Okay, let’s get the bad stuff over with first:
I forgot I even sent Gorgon With the Wind to a publisher who had a call for modern takes on classic stories. But I must have because I received a form rejection for it last week.
Rejection Total: 176+1 = 177
Okay, now the next bit, the meat and potatoes of this post, if you will. I finally finished the latest novel. Cats And Rats clocks in at over 61000 words and it is pulp fiction at its finest (worst?). I started it as part of National Novel Writing Month, an American thing that has penetrated into some sections of the Australian writing community. I tried to finish it during the month if November, but I failed dismally, missing by 8 days. I had 50k words done by Nov 30, but the next 12k and the first edit came after that. As is the norm, it will now be put away until I’ve forgotten about it and decide to edit it.
It started with a very simple premise – I drew a picture some time ago of a rat-man and decided to write about them. But the fantasy setting made them way too clichéd, and so I struggled. Then I worked out that it needed a modern setting, so an urban fantasy/horror story was born.
To give you an idea of where it initially went, the working title was ‘Crazy Cat Lady’, and a whole bunch of crazy cat ladies make an appearance, and they turned out to be very important. By the time the story was fully formed I had pipes and a forest and stupid cops. I had the beginning, I had a middle scene and I had the ending all formed, so I just started to write, hoping to get from the beginning to the end via my other scene without too much trouble.
I sort of thought it’d be a long novella (short novel?), around 40k words. The story was pretty flimsy at best, the characters didn’t really grow that much, and it was all by the numbers in what happened. But as I wrote it I realised that I had so much stuff in my head that it was going to be longer than I thought. Every chapter had something happen in it, it moves along at a not too bad pace and if the characters are 2-dimensional stereotypes, so be it. It’s the story and the ride.
This novel is, in fact, truly mediocre. But that’s okay, because I have read so much “professional” stuff that is truly mediocre, including from several multi-national huge publishing companies. So maybe mediocre is what they look for today. (Insert winking smiley here ;-)…)
Okay, here’s a brief excerpt:
“Please. I assure you, I am not crazy,” he tried.
Joseph saw a small, fur-covered, long-fingered hand grasp the edge of the stairwell. He opened his mouth but the words stuck in his throat.

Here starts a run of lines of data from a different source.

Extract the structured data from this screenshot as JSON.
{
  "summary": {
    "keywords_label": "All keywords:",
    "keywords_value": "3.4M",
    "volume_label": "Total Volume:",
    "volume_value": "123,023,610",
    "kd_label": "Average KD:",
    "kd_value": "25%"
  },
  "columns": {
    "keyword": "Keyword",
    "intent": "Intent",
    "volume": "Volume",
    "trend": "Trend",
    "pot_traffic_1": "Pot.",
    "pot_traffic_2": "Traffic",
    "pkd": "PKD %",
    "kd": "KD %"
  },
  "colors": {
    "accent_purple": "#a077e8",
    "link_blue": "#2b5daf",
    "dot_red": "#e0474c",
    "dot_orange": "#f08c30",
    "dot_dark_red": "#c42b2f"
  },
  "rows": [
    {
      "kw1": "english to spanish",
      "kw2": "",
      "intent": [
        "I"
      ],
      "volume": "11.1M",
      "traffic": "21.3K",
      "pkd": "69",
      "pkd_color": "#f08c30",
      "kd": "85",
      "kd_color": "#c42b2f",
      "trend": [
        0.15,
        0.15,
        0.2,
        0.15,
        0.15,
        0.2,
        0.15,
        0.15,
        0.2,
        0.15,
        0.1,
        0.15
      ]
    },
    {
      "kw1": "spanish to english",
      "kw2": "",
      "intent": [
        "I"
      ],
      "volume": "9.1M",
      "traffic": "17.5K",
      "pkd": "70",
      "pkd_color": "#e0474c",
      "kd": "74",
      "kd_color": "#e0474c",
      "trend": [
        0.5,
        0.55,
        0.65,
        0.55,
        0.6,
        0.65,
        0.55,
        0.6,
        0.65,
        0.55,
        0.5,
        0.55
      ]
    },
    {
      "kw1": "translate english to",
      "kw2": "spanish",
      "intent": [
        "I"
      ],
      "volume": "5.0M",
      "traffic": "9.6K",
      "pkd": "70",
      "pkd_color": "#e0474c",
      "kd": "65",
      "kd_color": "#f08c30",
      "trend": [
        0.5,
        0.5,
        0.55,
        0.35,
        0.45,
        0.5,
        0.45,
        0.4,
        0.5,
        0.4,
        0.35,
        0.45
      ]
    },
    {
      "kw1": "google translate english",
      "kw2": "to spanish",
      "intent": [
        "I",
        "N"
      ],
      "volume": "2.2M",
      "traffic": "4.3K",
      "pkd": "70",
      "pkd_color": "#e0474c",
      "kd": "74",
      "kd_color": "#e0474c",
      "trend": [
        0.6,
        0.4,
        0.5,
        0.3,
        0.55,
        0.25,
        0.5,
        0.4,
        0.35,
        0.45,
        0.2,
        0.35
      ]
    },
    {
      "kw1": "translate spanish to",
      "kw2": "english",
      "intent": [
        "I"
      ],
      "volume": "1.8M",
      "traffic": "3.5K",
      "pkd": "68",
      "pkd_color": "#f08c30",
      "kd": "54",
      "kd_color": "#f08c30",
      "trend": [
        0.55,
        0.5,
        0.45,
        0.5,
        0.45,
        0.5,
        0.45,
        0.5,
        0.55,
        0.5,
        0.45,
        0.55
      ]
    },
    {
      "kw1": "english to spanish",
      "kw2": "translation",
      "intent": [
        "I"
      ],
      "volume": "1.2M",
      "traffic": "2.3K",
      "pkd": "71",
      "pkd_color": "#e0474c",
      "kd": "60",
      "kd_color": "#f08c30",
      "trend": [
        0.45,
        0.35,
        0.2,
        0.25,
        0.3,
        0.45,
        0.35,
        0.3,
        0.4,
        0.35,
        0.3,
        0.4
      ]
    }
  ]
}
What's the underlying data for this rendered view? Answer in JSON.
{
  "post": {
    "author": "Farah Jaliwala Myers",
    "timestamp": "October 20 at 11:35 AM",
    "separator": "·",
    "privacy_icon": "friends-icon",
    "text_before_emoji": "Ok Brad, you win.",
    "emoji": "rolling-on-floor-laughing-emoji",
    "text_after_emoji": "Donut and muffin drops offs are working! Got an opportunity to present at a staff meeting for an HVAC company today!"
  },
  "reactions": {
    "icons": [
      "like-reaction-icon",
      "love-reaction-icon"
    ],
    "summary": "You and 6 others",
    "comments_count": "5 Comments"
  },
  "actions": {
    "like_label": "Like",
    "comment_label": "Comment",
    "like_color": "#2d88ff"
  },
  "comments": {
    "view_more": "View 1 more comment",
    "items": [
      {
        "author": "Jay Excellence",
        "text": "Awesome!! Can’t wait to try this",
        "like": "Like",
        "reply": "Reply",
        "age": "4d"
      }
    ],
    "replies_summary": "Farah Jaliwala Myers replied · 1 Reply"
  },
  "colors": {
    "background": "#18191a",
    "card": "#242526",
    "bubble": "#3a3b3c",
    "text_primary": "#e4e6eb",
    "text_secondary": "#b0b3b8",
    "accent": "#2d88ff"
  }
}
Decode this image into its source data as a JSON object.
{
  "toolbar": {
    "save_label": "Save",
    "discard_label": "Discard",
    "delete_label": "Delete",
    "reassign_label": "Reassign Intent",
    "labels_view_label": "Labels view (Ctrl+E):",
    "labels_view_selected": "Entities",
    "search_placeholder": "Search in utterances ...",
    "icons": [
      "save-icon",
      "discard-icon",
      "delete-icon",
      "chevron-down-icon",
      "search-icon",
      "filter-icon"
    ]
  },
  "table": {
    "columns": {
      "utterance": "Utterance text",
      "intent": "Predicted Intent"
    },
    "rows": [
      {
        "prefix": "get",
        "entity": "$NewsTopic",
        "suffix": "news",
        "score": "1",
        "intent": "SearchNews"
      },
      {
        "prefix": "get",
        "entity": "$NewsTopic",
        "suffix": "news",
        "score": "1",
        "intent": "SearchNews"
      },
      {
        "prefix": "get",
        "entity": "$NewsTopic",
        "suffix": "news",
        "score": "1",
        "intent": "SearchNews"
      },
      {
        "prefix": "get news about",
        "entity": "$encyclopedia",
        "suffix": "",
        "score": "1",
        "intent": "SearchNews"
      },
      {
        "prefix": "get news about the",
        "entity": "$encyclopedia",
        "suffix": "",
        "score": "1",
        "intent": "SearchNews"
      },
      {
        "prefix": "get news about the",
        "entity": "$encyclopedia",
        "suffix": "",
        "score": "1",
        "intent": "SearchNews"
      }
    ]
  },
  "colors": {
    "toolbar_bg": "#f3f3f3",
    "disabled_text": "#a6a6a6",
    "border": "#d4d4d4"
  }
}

Instead, all he could do was point with a trembling finger. The lawnmower man shook his head and looked down with contempt.
With a speed that terrified Joseph three hands all reached up and grabbed the lawnmower man where they could, and then pulled down hard and just as fast. He lost his balance and tumbled from view in the blink of an eye, his scream ending with a very wet, echoing thud, the light from his torch switching off at the same time.
But it was only when the head arose from the darkness, sniffing at the air, that Joseph moved.
The small eyes set on him and narrowed, and he threw himself out of the door, then shoved it shut behind him. His trembling hands caused him to fumble too often and there was no need to guess just what the solid thing that slammed into the door from the inside was.